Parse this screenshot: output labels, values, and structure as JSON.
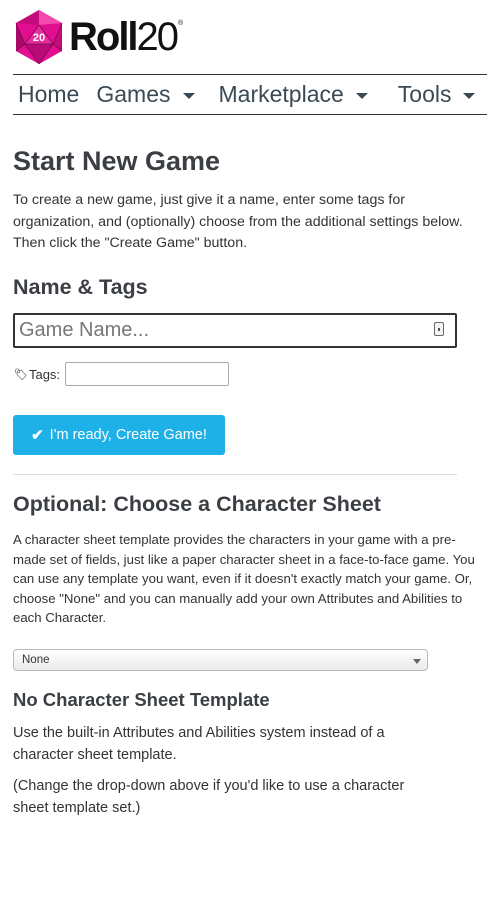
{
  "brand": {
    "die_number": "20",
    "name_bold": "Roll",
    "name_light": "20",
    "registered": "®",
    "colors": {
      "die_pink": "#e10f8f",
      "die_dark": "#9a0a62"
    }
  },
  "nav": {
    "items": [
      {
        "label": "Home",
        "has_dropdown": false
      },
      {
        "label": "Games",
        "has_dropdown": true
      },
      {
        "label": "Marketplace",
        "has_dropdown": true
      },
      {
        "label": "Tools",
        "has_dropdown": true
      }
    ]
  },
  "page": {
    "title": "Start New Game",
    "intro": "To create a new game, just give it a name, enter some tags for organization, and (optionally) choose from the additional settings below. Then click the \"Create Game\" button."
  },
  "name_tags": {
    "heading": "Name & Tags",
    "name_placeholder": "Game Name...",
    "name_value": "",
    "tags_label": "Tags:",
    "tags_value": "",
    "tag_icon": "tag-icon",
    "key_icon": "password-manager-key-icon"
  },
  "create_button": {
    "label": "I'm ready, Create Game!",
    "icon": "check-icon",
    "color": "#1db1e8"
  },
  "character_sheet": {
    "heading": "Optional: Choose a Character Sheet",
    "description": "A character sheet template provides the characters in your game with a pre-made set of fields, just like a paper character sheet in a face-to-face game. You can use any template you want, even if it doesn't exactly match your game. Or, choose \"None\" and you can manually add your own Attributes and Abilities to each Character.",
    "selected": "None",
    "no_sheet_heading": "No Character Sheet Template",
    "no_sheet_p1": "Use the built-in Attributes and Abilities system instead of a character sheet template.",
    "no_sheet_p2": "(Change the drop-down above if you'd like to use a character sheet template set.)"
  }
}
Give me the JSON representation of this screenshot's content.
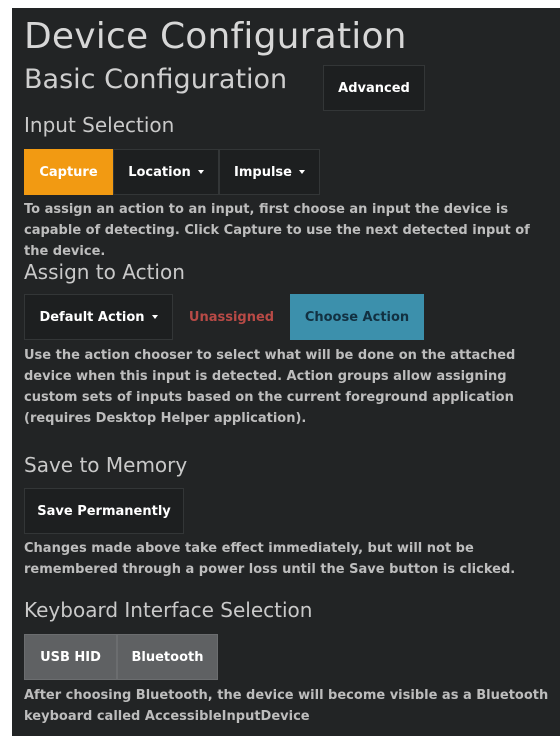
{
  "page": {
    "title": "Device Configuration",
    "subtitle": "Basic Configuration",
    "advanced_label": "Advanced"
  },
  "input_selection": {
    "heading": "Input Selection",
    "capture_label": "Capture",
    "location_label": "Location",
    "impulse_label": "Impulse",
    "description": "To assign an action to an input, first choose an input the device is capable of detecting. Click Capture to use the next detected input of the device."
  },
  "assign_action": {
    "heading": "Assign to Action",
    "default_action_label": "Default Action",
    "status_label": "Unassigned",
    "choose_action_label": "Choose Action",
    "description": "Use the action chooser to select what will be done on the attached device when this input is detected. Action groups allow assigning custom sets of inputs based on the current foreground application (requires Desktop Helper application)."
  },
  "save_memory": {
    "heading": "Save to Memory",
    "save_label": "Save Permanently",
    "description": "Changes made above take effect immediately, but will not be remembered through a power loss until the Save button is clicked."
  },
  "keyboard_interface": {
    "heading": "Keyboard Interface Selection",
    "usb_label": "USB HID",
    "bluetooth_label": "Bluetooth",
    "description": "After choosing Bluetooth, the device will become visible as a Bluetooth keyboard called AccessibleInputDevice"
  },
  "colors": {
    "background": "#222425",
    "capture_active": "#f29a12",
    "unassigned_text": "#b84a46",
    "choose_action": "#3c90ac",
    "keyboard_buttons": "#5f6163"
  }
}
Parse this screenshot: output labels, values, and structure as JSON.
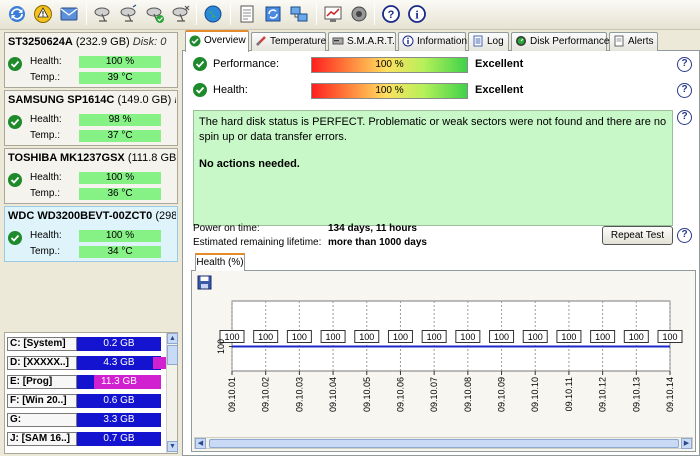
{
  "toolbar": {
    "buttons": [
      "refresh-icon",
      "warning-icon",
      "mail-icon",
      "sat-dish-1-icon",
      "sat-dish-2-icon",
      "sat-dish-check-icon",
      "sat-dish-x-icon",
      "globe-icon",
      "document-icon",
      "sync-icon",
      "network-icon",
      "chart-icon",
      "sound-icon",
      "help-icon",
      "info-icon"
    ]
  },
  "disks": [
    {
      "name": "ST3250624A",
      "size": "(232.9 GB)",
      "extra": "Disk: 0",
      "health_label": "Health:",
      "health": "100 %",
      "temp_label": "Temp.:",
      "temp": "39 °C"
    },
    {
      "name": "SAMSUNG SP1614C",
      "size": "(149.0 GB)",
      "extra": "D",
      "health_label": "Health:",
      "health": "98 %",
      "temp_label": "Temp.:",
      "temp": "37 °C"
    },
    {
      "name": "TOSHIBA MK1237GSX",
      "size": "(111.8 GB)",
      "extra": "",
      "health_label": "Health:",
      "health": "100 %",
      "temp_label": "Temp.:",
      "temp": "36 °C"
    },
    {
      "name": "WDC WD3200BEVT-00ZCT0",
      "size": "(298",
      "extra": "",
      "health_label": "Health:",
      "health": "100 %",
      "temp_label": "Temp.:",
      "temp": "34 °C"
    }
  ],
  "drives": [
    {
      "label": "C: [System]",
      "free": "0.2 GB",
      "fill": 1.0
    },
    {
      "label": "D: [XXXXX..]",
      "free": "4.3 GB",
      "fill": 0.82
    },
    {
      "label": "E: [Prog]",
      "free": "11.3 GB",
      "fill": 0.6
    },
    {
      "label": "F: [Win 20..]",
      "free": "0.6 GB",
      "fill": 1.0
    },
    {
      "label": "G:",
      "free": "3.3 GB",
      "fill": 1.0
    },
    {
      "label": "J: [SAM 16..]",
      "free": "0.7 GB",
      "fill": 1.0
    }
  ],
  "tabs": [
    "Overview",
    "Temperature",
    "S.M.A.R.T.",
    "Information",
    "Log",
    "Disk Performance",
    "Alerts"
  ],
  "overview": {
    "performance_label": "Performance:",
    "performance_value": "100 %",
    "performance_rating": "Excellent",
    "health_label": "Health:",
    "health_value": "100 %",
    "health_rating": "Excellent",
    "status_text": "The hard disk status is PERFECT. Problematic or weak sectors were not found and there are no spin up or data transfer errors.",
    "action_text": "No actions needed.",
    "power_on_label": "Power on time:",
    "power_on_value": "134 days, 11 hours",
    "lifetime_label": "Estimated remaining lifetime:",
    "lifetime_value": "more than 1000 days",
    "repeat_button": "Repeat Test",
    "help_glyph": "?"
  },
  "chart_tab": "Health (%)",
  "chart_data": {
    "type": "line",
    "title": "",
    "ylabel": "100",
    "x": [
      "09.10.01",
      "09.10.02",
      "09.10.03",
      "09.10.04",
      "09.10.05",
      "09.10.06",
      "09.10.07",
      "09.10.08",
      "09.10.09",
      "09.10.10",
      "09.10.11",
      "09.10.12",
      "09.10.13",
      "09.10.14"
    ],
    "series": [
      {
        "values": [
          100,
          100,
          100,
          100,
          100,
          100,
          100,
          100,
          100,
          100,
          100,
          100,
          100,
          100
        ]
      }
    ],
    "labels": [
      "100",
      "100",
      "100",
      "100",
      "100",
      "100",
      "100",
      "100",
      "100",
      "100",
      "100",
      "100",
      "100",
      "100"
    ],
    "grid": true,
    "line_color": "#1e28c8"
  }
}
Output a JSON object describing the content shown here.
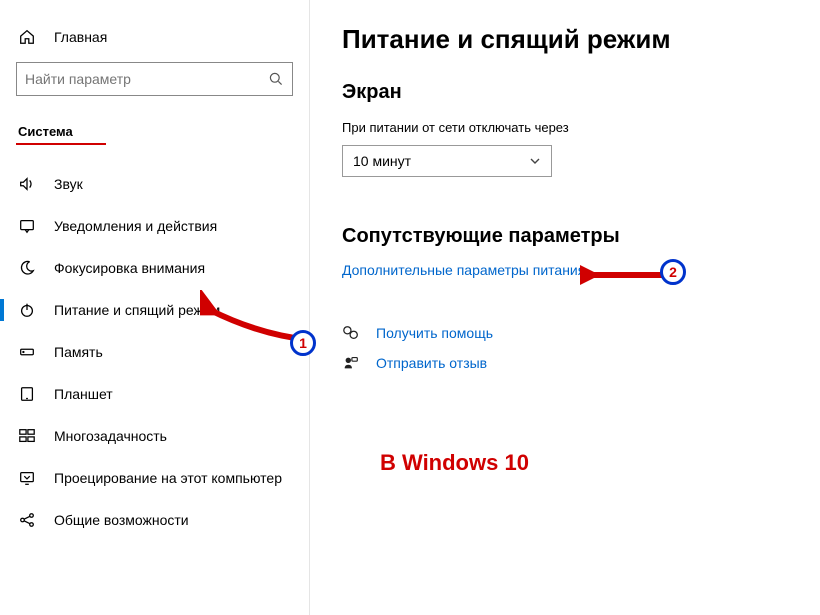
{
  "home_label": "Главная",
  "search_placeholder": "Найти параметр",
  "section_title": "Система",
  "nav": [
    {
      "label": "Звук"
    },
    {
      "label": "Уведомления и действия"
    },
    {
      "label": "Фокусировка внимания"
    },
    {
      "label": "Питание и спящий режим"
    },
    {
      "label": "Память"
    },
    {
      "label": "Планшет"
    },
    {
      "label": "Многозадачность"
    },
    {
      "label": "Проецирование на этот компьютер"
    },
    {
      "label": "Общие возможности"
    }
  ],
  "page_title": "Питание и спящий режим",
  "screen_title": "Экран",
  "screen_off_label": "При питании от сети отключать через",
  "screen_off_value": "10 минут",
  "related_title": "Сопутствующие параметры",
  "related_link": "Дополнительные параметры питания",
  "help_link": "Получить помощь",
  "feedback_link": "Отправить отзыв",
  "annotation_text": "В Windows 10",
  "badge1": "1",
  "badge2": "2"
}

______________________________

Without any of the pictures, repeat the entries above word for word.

Your solution
Parse this screenshot: output labels, values, and structure as JSON.
{
  "brand": {
    "die_number": "20",
    "name_bold": "Roll",
    "name_light": "20",
    "registered": "®",
    "colors": {
      "die_pink": "#e10f8f",
      "die_dark": "#9a0a62"
    }
  },
  "nav": {
    "items": [
      {
        "label": "Home",
        "has_dropdown": false
      },
      {
        "label": "Games",
        "has_dropdown": true
      },
      {
        "label": "Marketplace",
        "has_dropdown": true
      },
      {
        "label": "Tools",
        "has_dropdown": true
      }
    ]
  },
  "page": {
    "title": "Start New Game",
    "intro": "To create a new game, just give it a name, enter some tags for organization, and (optionally) choose from the additional settings below. Then click the \"Create Game\" button."
  },
  "name_tags": {
    "heading": "Name & Tags",
    "name_placeholder": "Game Name...",
    "name_value": "",
    "tags_label": "Tags:",
    "tags_value": "",
    "tag_icon": "tag-icon",
    "key_icon": "password-manager-key-icon"
  },
  "create_button": {
    "label": "I'm ready, Create Game!",
    "icon": "check-icon",
    "color": "#1db1e8"
  },
  "character_sheet": {
    "heading": "Optional: Choose a Character Sheet",
    "description": "A character sheet template provides the characters in your game with a pre-made set of fields, just like a paper character sheet in a face-to-face game. You can use any template you want, even if it doesn't exactly match your game. Or, choose \"None\" and you can manually add your own Attributes and Abilities to each Character.",
    "selected": "None",
    "no_sheet_heading": "No Character Sheet Template",
    "no_sheet_p1": "Use the built-in Attributes and Abilities system instead of a character sheet template.",
    "no_sheet_p2": "(Change the drop-down above if you'd like to use a character sheet template set.)"
  }
}
Give me the JSON representation of this screenshot's content.
{
  "page": {
    "title": "Device Configuration",
    "subtitle": "Basic Configuration",
    "advanced_label": "Advanced"
  },
  "input_selection": {
    "heading": "Input Selection",
    "capture_label": "Capture",
    "location_label": "Location",
    "impulse_label": "Impulse",
    "description": "To assign an action to an input, first choose an input the device is capable of detecting. Click Capture to use the next detected input of the device."
  },
  "assign_action": {
    "heading": "Assign to Action",
    "default_action_label": "Default Action",
    "status_label": "Unassigned",
    "choose_action_label": "Choose Action",
    "description": "Use the action chooser to select what will be done on the attached device when this input is detected. Action groups allow assigning custom sets of inputs based on the current foreground application (requires Desktop Helper application)."
  },
  "save_memory": {
    "heading": "Save to Memory",
    "save_label": "Save Permanently",
    "description": "Changes made above take effect immediately, but will not be remembered through a power loss until the Save button is clicked."
  },
  "keyboard_interface": {
    "heading": "Keyboard Interface Selection",
    "usb_label": "USB HID",
    "bluetooth_label": "Bluetooth",
    "description": "After choosing Bluetooth, the device will become visible as a Bluetooth keyboard called AccessibleInputDevice"
  },
  "colors": {
    "background": "#222425",
    "capture_active": "#f29a12",
    "unassigned_text": "#b84a46",
    "choose_action": "#3c90ac",
    "keyboard_buttons": "#5f6163"
  }
}
Parse this screenshot: output labels, values, and structure as JSON.
{
  "toolbar": {
    "buttons": [
      "refresh-icon",
      "warning-icon",
      "mail-icon",
      "sat-dish-1-icon",
      "sat-dish-2-icon",
      "sat-dish-check-icon",
      "sat-dish-x-icon",
      "globe-icon",
      "document-icon",
      "sync-icon",
      "network-icon",
      "chart-icon",
      "sound-icon",
      "help-icon",
      "info-icon"
    ]
  },
  "disks": [
    {
      "name": "ST3250624A",
      "size": "(232.9 GB)",
      "extra": "Disk: 0",
      "health_label": "Health:",
      "health": "100 %",
      "temp_label": "Temp.:",
      "temp": "39 °C"
    },
    {
      "name": "SAMSUNG SP1614C",
      "size": "(149.0 GB)",
      "extra": "D",
      "health_label": "Health:",
      "health": "98 %",
      "temp_label": "Temp.:",
      "temp": "37 °C"
    },
    {
      "name": "TOSHIBA MK1237GSX",
      "size": "(111.8 GB)",
      "extra": "",
      "health_label": "Health:",
      "health": "100 %",
      "temp_label": "Temp.:",
      "temp": "36 °C"
    },
    {
      "name": "WDC WD3200BEVT-00ZCT0",
      "size": "(298",
      "extra": "",
      "health_label": "Health:",
      "health": "100 %",
      "temp_label": "Temp.:",
      "temp": "34 °C"
    }
  ],
  "drives": [
    {
      "label": "C: [System]",
      "free": "0.2 GB",
      "fill": 1.0
    },
    {
      "label": "D: [XXXXX..]",
      "free": "4.3 GB",
      "fill": 0.82
    },
    {
      "label": "E: [Prog]",
      "free": "11.3 GB",
      "fill": 0.6
    },
    {
      "label": "F: [Win 20..]",
      "free": "0.6 GB",
      "fill": 1.0
    },
    {
      "label": "G:",
      "free": "3.3 GB",
      "fill": 1.0
    },
    {
      "label": "J: [SAM 16..]",
      "free": "0.7 GB",
      "fill": 1.0
    }
  ],
  "tabs": [
    "Overview",
    "Temperature",
    "S.M.A.R.T.",
    "Information",
    "Log",
    "Disk Performance",
    "Alerts"
  ],
  "overview": {
    "performance_label": "Performance:",
    "performance_value": "100 %",
    "performance_rating": "Excellent",
    "health_label": "Health:",
    "health_value": "100 %",
    "health_rating": "Excellent",
    "status_text": "The hard disk status is PERFECT. Problematic or weak sectors were not found and there are no spin up or data transfer errors.",
    "action_text": "No actions needed.",
    "power_on_label": "Power on time:",
    "power_on_value": "134 days, 11 hours",
    "lifetime_label": "Estimated remaining lifetime:",
    "lifetime_value": "more than 1000 days",
    "repeat_button": "Repeat Test",
    "help_glyph": "?"
  },
  "chart_tab": "Health (%)",
  "chart_data": {
    "type": "line",
    "title": "",
    "ylabel": "100",
    "x": [
      "09.10.01",
      "09.10.02",
      "09.10.03",
      "09.10.04",
      "09.10.05",
      "09.10.06",
      "09.10.07",
      "09.10.08",
      "09.10.09",
      "09.10.10",
      "09.10.11",
      "09.10.12",
      "09.10.13",
      "09.10.14"
    ],
    "series": [
      {
        "values": [
          100,
          100,
          100,
          100,
          100,
          100,
          100,
          100,
          100,
          100,
          100,
          100,
          100,
          100
        ]
      }
    ],
    "labels": [
      "100",
      "100",
      "100",
      "100",
      "100",
      "100",
      "100",
      "100",
      "100",
      "100",
      "100",
      "100",
      "100",
      "100"
    ],
    "grid": true,
    "line_color": "#1e28c8"
  }
}
Output a JSON object describing the content shown here.
{
  "home_label": "Главная",
  "search_placeholder": "Найти параметр",
  "section_title": "Система",
  "nav": [
    {
      "label": "Звук"
    },
    {
      "label": "Уведомления и действия"
    },
    {
      "label": "Фокусировка внимания"
    },
    {
      "label": "Питание и спящий режим"
    },
    {
      "label": "Память"
    },
    {
      "label": "Планшет"
    },
    {
      "label": "Многозадачность"
    },
    {
      "label": "Проецирование на этот компьютер"
    },
    {
      "label": "Общие возможности"
    }
  ],
  "page_title": "Питание и спящий режим",
  "screen_title": "Экран",
  "screen_off_label": "При питании от сети отключать через",
  "screen_off_value": "10 минут",
  "related_title": "Сопутствующие параметры",
  "related_link": "Дополнительные параметры питания",
  "help_link": "Получить помощь",
  "feedback_link": "Отправить отзыв",
  "annotation_text": "В Windows 10",
  "badge1": "1",
  "badge2": "2"
}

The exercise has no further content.